[DATA FOR PROCESSING Boundary: Start]

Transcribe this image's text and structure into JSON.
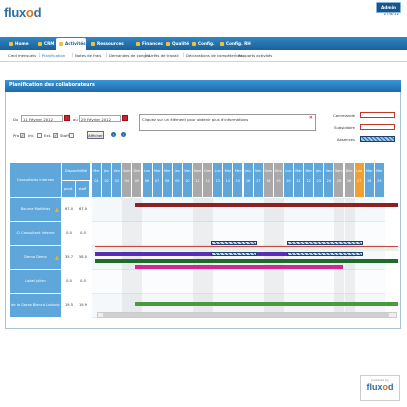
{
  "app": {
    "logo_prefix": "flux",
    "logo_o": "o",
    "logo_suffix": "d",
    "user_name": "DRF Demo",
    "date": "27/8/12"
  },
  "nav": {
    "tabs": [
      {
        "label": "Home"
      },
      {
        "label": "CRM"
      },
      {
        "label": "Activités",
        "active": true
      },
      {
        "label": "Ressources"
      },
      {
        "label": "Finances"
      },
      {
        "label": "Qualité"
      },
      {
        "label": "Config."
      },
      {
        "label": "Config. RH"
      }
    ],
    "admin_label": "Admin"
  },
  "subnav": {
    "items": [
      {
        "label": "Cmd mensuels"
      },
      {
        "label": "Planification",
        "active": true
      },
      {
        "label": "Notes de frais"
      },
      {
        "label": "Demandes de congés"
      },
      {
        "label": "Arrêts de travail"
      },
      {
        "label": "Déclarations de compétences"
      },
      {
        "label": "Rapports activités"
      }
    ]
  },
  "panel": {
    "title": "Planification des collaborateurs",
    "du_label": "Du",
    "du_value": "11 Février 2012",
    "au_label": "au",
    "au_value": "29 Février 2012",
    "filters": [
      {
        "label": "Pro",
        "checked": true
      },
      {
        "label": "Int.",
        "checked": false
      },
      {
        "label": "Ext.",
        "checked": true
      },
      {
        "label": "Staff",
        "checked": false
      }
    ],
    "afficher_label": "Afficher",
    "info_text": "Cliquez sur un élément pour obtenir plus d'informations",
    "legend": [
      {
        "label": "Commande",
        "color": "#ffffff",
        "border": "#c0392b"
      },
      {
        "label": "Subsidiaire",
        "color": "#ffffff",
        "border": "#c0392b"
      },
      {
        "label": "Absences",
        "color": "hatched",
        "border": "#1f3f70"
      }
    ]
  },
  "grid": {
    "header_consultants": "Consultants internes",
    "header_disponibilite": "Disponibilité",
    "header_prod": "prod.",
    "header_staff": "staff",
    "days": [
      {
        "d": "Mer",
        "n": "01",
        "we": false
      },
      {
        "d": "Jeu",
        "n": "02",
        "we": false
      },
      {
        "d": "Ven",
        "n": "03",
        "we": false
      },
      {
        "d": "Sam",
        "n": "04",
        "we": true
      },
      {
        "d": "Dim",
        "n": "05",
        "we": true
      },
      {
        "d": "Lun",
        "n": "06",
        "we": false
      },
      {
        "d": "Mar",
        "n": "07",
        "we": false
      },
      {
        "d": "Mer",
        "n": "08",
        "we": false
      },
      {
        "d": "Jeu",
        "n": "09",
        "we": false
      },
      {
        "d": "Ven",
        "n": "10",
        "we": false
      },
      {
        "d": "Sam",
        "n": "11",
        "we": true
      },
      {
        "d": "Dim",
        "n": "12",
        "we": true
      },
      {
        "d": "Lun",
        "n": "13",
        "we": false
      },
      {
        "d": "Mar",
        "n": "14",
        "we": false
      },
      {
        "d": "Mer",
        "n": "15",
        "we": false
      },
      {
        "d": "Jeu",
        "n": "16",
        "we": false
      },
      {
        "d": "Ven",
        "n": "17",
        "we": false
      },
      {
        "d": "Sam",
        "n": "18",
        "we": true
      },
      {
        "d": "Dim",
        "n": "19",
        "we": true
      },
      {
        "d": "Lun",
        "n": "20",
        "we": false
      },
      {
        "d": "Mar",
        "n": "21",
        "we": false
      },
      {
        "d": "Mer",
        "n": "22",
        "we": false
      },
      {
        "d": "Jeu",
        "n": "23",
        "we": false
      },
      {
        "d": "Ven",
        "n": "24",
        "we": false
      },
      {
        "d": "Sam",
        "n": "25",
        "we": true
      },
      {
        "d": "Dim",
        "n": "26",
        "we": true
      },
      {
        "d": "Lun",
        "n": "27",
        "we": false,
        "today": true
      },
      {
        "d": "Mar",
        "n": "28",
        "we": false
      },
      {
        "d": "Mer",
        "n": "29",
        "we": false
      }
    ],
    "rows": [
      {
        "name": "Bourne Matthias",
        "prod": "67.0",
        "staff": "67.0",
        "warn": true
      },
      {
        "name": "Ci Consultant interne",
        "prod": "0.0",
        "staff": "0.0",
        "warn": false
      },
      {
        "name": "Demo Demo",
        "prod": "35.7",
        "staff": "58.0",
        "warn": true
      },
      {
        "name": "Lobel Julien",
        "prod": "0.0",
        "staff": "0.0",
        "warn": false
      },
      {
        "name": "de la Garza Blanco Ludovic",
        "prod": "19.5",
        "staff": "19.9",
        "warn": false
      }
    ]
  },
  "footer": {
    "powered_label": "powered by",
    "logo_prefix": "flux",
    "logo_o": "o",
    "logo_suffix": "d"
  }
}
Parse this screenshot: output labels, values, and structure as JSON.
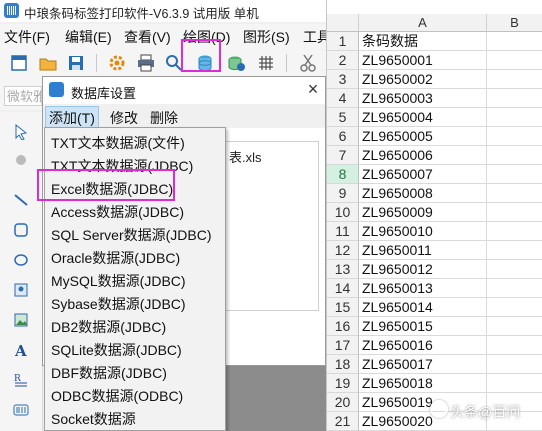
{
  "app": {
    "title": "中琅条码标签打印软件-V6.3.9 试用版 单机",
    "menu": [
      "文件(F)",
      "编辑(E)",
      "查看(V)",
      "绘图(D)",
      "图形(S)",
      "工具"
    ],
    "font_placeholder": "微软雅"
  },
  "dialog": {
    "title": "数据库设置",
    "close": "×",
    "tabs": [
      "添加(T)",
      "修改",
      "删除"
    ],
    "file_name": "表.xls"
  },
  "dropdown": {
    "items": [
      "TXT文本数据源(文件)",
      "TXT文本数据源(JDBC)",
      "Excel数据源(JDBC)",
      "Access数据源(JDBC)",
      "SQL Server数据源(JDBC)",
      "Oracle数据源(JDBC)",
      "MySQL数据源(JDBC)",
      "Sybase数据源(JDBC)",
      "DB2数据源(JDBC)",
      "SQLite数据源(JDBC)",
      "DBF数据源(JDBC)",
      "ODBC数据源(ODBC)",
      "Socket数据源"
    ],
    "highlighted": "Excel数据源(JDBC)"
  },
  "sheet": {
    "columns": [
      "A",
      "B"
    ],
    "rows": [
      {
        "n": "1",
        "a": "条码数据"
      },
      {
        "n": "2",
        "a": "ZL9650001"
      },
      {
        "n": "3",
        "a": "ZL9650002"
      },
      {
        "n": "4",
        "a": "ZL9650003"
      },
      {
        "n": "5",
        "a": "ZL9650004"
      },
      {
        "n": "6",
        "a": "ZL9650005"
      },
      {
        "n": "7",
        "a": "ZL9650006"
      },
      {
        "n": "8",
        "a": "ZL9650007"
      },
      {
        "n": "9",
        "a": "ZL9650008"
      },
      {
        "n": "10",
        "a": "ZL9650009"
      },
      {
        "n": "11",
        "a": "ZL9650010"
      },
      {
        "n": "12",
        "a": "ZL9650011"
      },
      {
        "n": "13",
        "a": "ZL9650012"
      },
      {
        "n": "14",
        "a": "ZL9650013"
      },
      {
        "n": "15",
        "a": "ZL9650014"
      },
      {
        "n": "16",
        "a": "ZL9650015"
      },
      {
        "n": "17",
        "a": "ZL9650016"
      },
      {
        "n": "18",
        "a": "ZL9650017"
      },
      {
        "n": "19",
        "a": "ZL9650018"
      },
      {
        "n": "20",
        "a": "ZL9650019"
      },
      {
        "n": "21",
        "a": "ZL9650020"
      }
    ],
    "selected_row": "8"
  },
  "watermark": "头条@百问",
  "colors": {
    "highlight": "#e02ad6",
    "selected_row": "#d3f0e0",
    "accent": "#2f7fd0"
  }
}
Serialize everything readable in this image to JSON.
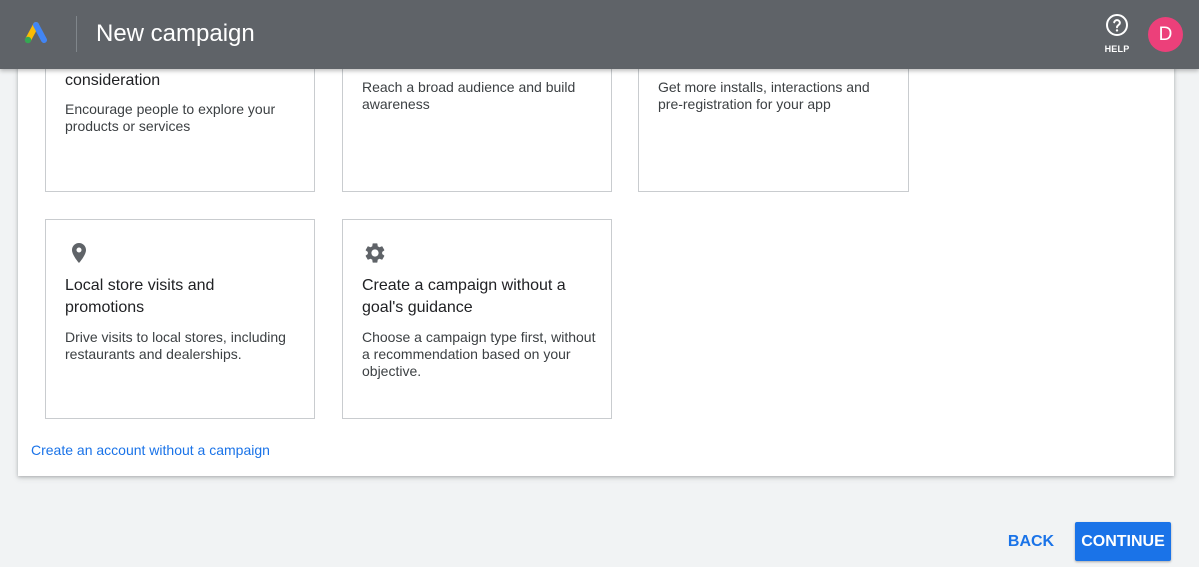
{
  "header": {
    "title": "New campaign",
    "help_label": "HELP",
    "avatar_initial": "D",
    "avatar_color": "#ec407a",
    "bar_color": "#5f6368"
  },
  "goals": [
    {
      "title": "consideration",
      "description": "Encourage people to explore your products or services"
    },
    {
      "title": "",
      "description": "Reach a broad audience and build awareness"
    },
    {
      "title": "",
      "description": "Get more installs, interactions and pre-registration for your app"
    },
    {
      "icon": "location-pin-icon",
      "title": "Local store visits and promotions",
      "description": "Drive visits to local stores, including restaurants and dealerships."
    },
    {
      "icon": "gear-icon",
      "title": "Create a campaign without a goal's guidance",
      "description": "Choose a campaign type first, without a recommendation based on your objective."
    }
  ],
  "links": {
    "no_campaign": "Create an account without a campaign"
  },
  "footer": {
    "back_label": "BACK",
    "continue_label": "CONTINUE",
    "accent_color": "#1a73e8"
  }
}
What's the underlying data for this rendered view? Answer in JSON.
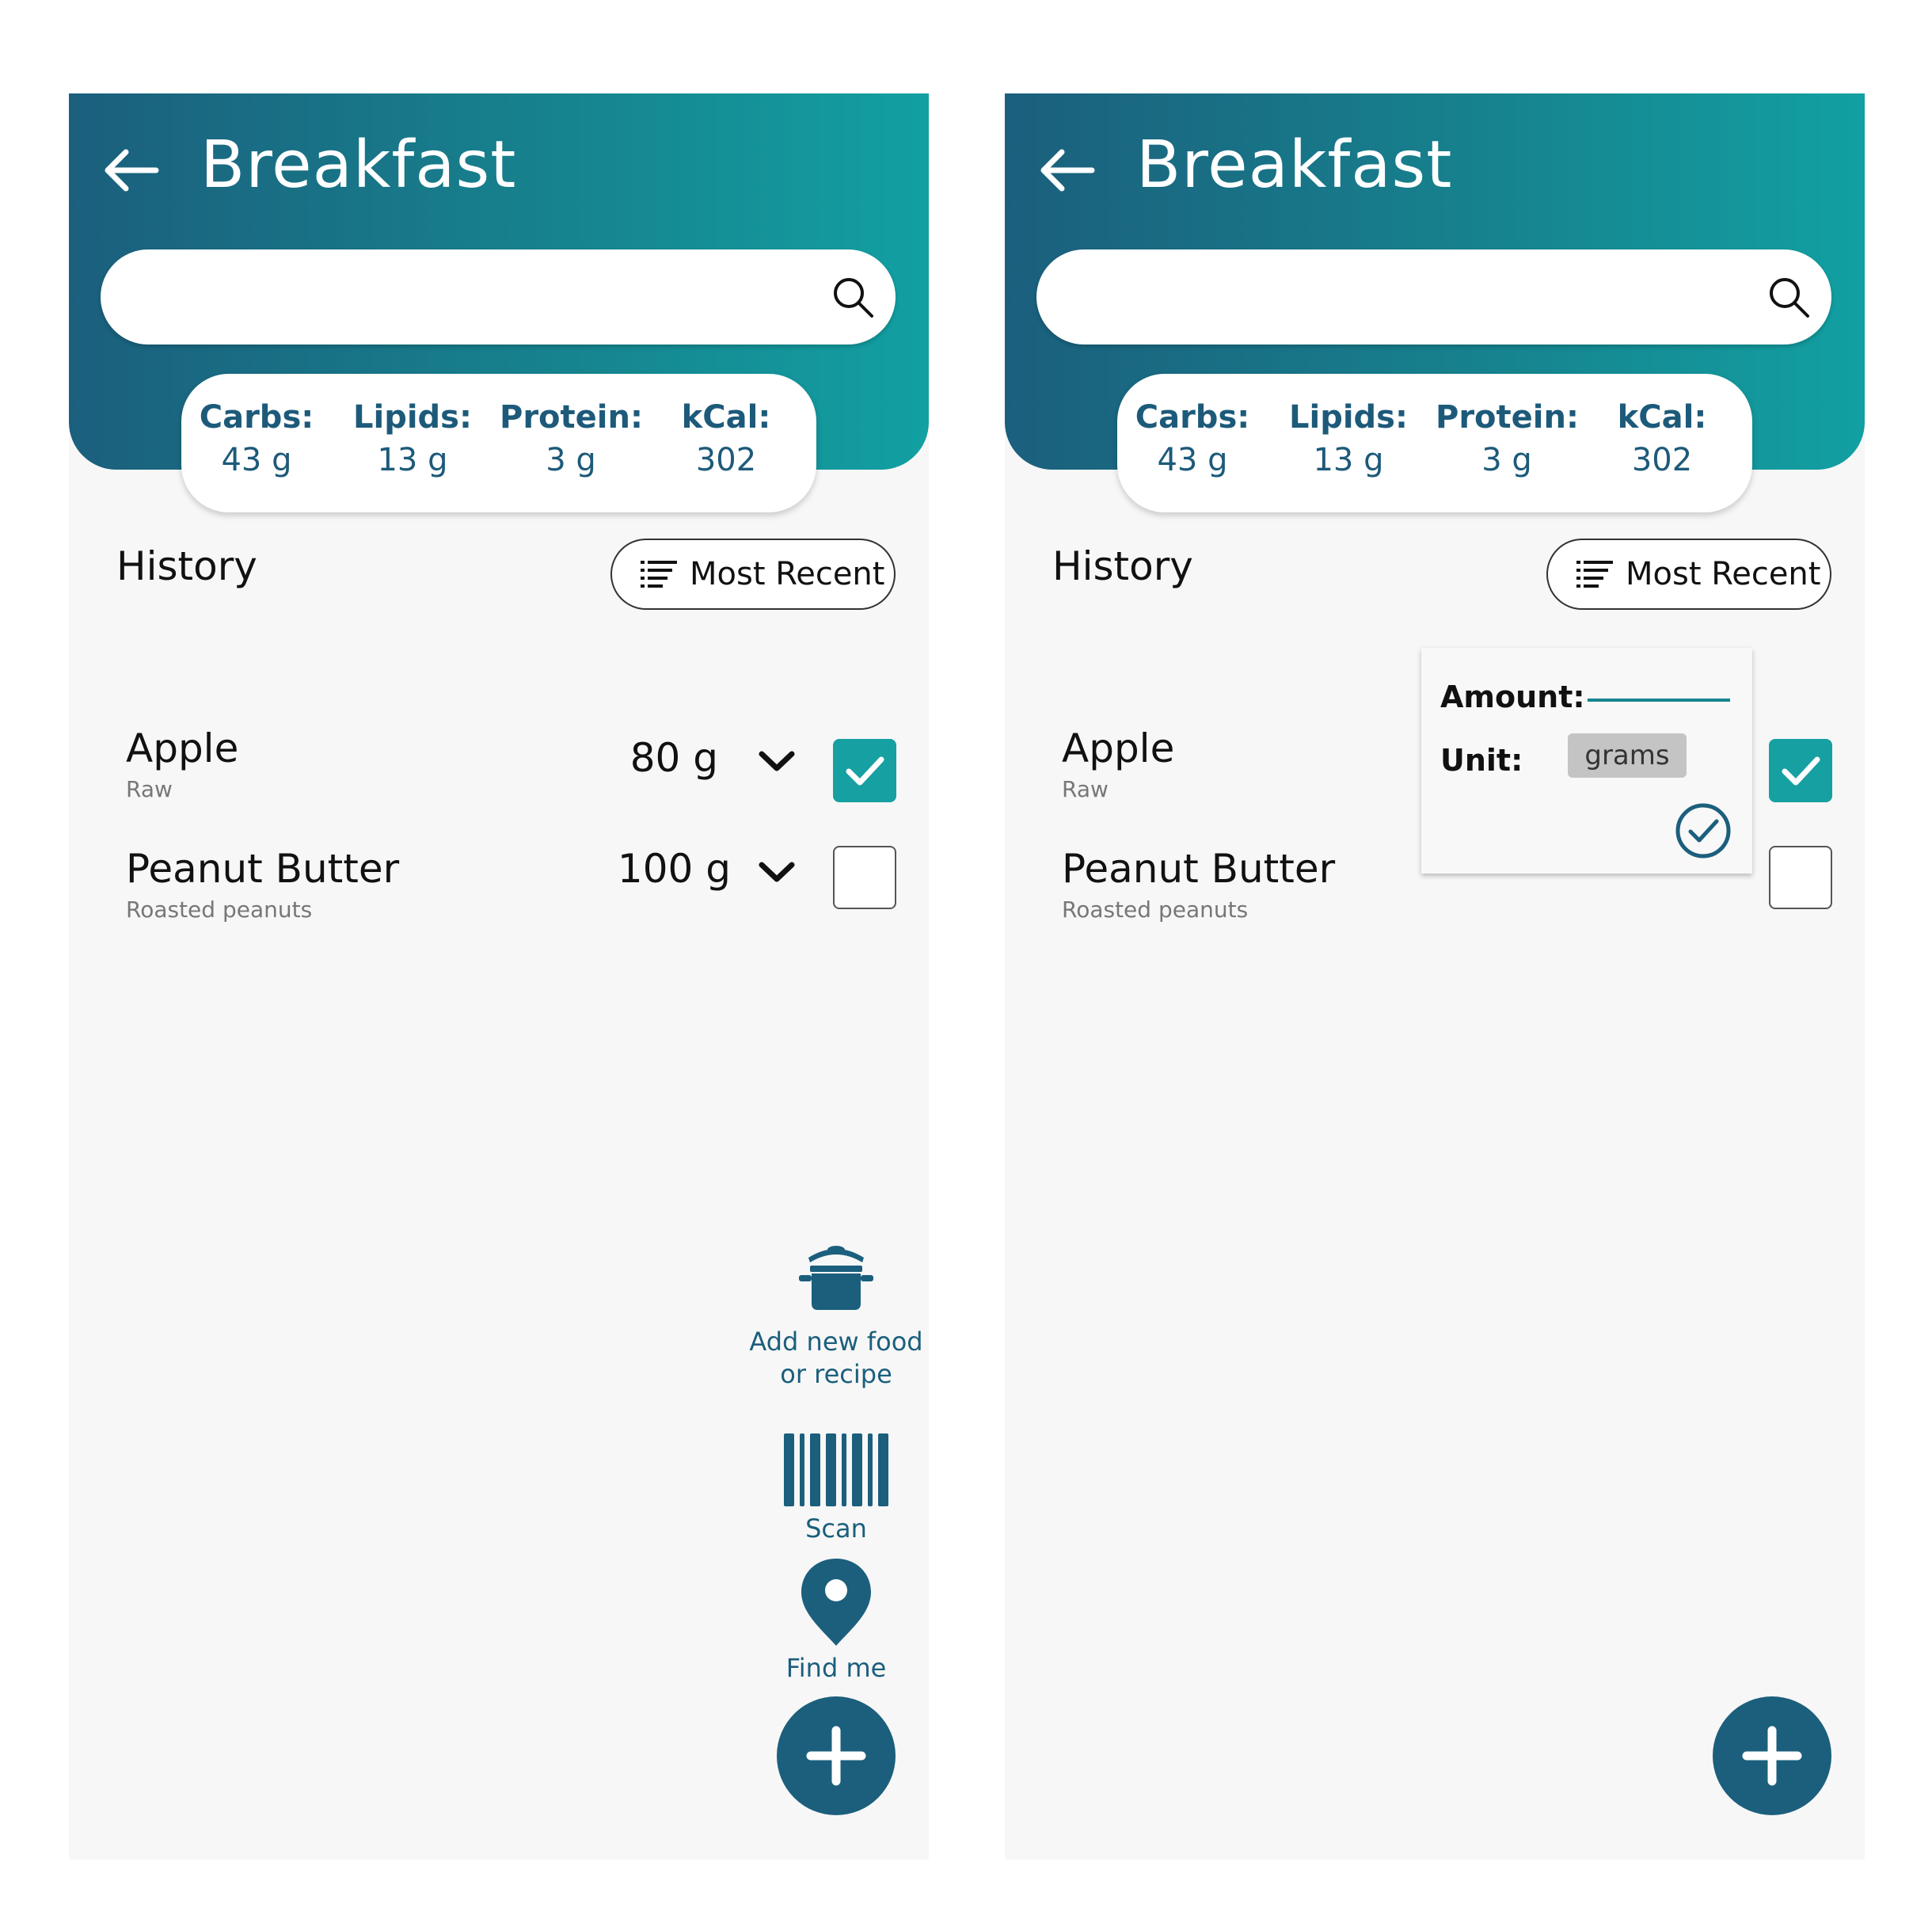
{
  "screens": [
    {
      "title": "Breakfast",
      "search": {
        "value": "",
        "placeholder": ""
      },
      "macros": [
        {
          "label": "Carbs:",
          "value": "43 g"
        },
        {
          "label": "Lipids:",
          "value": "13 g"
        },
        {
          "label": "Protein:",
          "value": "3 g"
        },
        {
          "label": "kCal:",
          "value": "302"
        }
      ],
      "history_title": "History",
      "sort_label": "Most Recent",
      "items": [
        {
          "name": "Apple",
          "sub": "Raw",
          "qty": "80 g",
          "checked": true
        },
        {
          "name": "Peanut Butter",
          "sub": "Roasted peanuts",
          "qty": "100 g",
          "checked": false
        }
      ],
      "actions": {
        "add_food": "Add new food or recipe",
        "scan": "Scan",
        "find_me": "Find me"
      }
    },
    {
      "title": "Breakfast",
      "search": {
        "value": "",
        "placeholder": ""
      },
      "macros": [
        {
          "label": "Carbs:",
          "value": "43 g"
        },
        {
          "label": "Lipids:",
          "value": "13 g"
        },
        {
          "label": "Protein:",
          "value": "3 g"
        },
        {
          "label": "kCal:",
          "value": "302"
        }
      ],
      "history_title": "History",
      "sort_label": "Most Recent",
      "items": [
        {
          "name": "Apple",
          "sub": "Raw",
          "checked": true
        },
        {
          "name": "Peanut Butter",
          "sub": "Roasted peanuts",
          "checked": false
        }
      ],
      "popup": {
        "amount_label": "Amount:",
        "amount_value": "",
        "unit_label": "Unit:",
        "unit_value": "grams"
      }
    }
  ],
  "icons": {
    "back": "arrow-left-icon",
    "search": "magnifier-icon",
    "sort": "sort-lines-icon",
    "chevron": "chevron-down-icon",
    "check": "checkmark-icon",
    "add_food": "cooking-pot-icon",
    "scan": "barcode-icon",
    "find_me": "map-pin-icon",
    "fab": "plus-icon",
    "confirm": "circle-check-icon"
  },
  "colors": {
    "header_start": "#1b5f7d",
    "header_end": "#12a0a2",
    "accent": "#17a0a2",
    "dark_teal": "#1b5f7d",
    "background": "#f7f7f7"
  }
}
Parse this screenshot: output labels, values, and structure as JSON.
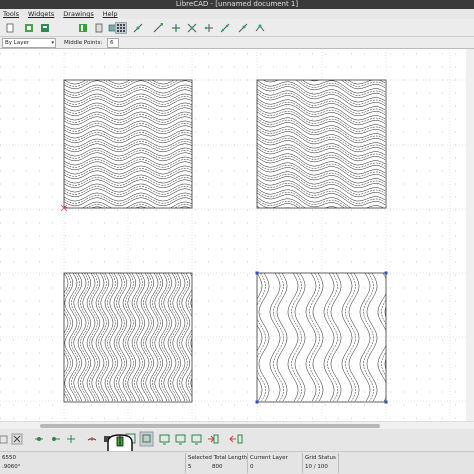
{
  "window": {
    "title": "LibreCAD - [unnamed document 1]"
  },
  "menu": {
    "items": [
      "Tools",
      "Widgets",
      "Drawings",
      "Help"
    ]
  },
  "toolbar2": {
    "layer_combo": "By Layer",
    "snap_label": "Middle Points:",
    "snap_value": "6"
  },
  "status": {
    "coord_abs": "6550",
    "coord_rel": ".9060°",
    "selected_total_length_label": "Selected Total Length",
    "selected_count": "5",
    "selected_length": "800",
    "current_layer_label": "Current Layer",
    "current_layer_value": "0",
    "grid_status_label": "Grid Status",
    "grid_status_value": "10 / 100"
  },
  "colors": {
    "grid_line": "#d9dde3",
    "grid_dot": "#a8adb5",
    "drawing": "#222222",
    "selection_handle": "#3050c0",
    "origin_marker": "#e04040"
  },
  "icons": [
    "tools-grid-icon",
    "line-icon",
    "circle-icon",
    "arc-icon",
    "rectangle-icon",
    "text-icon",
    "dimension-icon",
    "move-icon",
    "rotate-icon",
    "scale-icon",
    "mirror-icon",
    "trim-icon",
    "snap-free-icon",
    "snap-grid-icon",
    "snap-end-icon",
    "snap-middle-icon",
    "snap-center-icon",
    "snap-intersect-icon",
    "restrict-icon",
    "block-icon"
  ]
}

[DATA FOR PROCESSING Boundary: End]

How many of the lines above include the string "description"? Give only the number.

OUTPUT OF THE EXERCISE: 5